When you hear the word ‘protein’, what’s the first thing that comes to mind? Maybe images of body builders sporting huge plates of meat? While protein definitely does play an important role in muscle, building, maintenance and preventing age-related muscle loss, it is just one of many amazing things that it can do for all of us. Making sure you’re eating enough of it is essential for optimal health, growth, development and functioning, so here’s your protein 101 with everything you need to know.
Protein 101: What is it?
Amino acids are the building blocks of proteins, and different combinations of amino acids give us different proteins. There are 22 amino acids in total, some of which are non-essential (meaning our bodies can make them themselves), and others are essential (we can only get these from our diet). It’s important for us to eat enough dietary protein so that we can meet these essential amino acid needs. Our bodies break the protein we eat back down into amino acids, and then rebuilds them into the proteins we need. Having a steady supply of amino acids and protein is needed to support normal growth and maintenance of cells and tissues.
What do we use protein for?
Protein serves many important functions in the body, including:
- It forms enzymes to help speed up chemical reactions that take place within cells.
- It forms cellular transporters to facilitate the movement of nutrients into and out of cells.
- It supports the regulation and healthy expression of DNA and RNA.
- It is used to make neurotransmitters
- They can function as hormones
- It builds and conserves lean muscle mass for improved strength and function.
- It reduces the appetite-stimulating hormone, ghrelin, and increases the appetite-reducing hormone, leptin. This can be beneficial for weight management.
How much protein do you need?
General guidelines recommend that men and women eat less than 1 g of protein per day. But there is an abundance of research and evidence showing that higher requirements benefit most people, especially athletes, the elderly and active individuals.
Research suggests that most adults should aim for 20-40 g of protein at each meal, including snacks.

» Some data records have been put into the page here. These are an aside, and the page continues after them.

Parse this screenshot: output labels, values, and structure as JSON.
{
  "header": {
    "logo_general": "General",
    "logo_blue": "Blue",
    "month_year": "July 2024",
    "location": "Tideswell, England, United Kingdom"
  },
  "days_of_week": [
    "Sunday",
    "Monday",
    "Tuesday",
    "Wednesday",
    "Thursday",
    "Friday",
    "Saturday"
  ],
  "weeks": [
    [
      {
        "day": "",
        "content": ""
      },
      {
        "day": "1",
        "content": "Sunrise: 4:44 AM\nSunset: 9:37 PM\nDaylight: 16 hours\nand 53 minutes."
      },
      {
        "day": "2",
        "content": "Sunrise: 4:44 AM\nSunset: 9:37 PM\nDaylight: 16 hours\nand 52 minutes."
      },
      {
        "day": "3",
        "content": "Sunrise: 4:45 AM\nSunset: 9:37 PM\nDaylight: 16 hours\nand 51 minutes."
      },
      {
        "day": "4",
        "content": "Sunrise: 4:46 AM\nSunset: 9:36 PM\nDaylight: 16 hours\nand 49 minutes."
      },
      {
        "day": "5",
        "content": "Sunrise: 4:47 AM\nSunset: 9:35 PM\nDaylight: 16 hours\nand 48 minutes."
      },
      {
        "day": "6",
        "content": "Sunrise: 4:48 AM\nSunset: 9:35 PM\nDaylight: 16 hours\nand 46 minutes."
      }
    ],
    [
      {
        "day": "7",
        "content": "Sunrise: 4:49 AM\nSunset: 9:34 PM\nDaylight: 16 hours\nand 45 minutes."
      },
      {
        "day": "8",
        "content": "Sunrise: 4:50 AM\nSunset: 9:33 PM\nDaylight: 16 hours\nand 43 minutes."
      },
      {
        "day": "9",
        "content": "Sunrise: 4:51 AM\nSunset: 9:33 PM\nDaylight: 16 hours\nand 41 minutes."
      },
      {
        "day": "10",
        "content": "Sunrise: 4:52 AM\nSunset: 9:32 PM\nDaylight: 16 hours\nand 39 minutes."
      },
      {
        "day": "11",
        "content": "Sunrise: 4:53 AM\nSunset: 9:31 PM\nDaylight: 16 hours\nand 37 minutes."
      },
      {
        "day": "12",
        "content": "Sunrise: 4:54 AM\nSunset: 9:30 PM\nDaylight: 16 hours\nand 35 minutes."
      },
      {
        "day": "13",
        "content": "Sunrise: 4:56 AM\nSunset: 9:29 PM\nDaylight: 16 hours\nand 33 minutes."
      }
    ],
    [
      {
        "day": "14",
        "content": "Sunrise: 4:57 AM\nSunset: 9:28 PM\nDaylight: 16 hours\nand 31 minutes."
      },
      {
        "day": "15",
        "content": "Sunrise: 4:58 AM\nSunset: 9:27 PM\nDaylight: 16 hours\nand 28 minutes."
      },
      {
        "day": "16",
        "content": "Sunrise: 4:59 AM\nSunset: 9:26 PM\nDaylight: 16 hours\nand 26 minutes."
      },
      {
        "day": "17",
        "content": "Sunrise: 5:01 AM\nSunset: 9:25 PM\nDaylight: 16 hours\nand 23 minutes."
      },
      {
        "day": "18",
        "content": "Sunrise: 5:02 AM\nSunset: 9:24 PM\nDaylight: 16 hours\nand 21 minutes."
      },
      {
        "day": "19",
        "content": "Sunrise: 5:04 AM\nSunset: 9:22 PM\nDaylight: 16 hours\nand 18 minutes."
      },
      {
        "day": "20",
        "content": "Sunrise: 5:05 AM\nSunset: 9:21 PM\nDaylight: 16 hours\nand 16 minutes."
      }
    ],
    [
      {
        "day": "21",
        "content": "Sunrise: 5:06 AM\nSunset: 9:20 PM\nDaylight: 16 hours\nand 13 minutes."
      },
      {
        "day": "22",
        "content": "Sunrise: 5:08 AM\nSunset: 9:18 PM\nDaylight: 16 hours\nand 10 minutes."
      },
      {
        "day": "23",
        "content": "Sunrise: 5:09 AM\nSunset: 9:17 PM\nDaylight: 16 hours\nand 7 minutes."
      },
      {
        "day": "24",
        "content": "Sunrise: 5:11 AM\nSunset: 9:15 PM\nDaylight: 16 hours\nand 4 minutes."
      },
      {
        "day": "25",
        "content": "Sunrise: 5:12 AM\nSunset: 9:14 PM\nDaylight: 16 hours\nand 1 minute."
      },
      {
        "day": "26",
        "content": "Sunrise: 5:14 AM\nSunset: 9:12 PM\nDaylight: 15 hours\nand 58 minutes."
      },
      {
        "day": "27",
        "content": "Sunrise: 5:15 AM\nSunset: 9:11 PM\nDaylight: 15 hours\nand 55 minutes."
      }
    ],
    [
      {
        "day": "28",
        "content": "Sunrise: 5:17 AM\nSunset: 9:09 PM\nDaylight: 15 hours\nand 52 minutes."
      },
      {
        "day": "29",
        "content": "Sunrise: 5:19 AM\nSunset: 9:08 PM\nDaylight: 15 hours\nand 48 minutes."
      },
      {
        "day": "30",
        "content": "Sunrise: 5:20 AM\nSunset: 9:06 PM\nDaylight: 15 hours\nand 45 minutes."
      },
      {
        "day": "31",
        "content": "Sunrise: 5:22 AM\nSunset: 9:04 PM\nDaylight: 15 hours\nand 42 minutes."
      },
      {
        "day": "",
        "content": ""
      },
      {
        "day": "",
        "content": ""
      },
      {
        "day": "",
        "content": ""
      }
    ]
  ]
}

What we know from how most Australians eat, is that we aren’t getting enough at breakfast or snack time, but eat too much protein at lunch and dinner.
Here is a list of some of my favourite protein-rich foods, and you can use them to do quick calculations to ensure you’re eating the right amount of protein at every meal.
65 g cooked beef = 21 g
2 eggs = 11 g
1 cup regular fat cow’s milk = 8.8 g
65 g cooked lamb = 18 g
30 g nuts = 7 g
1 cup almond milk = 1.4 g
65 g cooked pork = 20 g
170 g tofu = 20 g
1 cup soy milk = 8 g
80 g cooked chicken = 23 g
1 cup tinned chickpeas = 9 g
¾ cup Greek yoghurt = 17.4 g
100 g cooked salmon = 23 g
1 cup tinned kidney beans = 21 g
2 slices Cheddar cheese = 9.8 g
100 g tinned tuna = 26 g
1 cup lentils = 11 g
½ cup cottage cheese = 18.5
If you’re an athlete looking to rework your protein intake to build and maintain muscle mass after reading my protein 101 article, be sure to book an appointment with one of the fab Verde Nutrition Co team!